The U.S. labor market has been steadily improving since turning around in March 2010. The economy is adding nearly 200,000 private-sector jobs each month. Initial claims for unemployment insurance recently fell to a five-year low, and the unemployment rate dropped from 10 percent in late 2009 to 7.4 percent today.

But job growth remains too slow. The unemployment rate has fallen for good reasons (more jobs) and bad (people leaving the labor force). Other measures indicate the job market is still in sad shape.

Unsurprisingly, real wage gains have been minimal in recent years. According to the Bureau of Labor Statistics, the real hourly wage has hardly moved since early 2007. Behind this flat trend are more troubling ones: Earnings at the lower end of the income distribution have fallen, while earnings at the upper end have risen. The median-income worker has fallen further behind.

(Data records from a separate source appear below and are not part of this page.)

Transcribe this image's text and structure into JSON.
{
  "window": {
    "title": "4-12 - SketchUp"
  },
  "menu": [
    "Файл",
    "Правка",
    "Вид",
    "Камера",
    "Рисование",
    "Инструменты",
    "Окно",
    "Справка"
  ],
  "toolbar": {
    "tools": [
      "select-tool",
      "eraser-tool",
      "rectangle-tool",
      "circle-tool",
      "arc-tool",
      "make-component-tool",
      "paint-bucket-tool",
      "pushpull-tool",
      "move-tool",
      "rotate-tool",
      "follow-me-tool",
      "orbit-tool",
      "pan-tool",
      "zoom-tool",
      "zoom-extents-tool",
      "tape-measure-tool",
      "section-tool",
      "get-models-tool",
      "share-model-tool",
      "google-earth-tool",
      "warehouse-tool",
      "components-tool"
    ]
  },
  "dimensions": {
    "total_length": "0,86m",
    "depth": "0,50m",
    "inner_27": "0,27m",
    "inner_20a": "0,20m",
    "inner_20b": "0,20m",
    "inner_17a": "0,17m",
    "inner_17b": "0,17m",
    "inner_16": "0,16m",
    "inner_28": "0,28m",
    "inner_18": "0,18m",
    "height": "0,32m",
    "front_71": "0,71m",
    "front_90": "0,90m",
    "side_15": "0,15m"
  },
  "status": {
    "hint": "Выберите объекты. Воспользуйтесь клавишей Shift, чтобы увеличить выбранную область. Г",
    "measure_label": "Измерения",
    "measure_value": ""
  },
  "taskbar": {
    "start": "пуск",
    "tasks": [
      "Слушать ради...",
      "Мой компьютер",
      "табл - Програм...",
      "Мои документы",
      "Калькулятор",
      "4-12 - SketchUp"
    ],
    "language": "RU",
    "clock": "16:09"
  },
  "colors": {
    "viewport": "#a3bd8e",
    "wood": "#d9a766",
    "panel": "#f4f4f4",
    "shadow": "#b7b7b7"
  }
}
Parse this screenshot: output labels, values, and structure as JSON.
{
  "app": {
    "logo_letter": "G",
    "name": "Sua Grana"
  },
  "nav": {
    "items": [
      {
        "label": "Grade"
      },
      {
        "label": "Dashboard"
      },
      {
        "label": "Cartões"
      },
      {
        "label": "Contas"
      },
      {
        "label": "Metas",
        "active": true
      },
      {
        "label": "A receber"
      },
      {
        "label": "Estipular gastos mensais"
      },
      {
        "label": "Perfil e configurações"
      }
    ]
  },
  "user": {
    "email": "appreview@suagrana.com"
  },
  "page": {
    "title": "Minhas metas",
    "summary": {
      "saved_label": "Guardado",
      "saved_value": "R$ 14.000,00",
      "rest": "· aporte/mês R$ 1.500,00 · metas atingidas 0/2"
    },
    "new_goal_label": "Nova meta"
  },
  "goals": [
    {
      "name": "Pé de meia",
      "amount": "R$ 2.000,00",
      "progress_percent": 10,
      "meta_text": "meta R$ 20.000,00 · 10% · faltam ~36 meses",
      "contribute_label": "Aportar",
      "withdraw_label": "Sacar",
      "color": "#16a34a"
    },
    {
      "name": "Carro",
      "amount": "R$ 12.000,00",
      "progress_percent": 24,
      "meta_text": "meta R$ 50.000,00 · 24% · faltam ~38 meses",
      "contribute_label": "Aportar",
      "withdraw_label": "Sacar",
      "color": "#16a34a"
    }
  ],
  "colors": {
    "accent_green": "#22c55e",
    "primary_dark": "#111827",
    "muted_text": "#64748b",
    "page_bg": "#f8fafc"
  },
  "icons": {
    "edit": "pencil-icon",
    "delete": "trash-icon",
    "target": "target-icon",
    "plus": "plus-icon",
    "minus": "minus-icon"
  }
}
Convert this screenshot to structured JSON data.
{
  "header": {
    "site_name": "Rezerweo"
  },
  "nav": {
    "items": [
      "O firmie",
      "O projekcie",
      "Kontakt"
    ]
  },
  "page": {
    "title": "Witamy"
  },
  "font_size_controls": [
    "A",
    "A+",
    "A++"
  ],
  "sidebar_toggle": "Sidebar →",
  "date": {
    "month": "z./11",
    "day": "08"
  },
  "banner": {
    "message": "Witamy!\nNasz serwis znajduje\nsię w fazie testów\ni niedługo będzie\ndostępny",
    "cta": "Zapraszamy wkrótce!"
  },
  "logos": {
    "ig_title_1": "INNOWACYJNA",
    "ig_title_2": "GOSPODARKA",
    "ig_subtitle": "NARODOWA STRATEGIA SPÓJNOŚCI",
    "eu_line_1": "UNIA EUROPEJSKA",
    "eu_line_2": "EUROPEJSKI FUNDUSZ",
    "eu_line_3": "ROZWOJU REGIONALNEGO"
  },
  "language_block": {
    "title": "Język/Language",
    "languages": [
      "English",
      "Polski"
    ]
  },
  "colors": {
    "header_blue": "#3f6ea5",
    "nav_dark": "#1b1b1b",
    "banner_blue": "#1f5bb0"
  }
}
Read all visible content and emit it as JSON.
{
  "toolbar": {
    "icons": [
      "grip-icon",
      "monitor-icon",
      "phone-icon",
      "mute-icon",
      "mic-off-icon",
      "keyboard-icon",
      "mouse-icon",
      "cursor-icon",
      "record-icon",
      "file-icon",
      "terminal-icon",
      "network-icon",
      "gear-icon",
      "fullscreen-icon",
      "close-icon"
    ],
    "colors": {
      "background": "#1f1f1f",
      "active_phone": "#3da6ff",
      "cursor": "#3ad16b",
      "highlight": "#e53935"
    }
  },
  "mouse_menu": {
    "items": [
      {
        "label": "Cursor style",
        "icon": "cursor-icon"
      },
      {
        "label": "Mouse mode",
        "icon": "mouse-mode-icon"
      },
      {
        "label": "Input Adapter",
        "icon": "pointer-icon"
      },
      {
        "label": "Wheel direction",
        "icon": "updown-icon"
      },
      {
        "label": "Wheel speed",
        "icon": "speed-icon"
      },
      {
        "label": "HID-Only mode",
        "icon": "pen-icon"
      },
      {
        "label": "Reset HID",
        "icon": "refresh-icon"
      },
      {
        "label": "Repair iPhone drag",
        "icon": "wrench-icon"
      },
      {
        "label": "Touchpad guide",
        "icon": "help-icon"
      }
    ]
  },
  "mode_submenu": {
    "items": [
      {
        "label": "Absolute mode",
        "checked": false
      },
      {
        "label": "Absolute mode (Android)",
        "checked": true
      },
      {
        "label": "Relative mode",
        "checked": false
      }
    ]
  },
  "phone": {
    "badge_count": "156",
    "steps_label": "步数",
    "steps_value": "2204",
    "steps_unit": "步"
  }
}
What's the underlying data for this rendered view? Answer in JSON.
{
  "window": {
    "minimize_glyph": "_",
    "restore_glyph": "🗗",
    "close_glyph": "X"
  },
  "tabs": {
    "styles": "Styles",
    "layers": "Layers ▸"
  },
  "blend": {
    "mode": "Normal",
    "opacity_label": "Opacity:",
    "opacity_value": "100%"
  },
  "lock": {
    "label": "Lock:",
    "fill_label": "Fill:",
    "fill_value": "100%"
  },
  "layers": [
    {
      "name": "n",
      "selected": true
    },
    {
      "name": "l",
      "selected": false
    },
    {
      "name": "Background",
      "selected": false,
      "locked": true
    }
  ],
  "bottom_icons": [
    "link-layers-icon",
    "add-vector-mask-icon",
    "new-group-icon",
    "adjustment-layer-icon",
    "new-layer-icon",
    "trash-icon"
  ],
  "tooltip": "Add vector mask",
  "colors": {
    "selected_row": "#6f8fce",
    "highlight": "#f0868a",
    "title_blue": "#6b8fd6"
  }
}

In “This Time Is Different: Eight Centuries of Financial Folly,” authors Carmen M. Reinhart and Kenneth Rogoff showed that a recession caused by a systemic financial crisis takes much longer to recover from than one caused by other sources. They cautioned in 2009 that the latest downturn, like those of 1873, 1892, 1907 and 1929 that also originated in the financial sector, would be long and protracted. Unfortunately, their projections have so far been on the mark.

Short of inflating the economy, the Federal Reserve did about as much as could be expected to jump-start the economy. What about fiscal policies? Princeton economist Paul Krugman has been saying for years that, for the economy to get back on track, public spending must step in and fill the vacuum left by a lack of private demand. Equally prominent economists, such as Jeffrey Sachs of Columbia and N. Gregory Mankiw of Harvard, have warned that short-term stimulus packages are wasteful and lead to deeper debt.

What most economists would agree on is that de facto policies, which range from political gridlock and kicking the can down the road to the federal spending sequester, have slowed growth. According to our model of the U.S. economy, the sequester will cut GDP growth by half a percentage point in 2013.

The labor market is still in bad shape. However, it is improving, and we are more than halfway over the hump. Here is a sketch of how we expect the rest of the recovery to unfold. In the third quarter of this year, real per capita GDP will hit its previous peak last reached at the end of 2007. In the third quarter of 2014, payroll employment will reach its previous peak of January 2008. In late 2015, the unemployment rate will drop below 6.5 percent, and the Fed will start raising interest rates.

And in 2018, the jobless rate will drop below 5.5 percent — full employment, at last.

Patrick Newport is director of long-term forecasting at IHS Inc. in Lexington, Mass.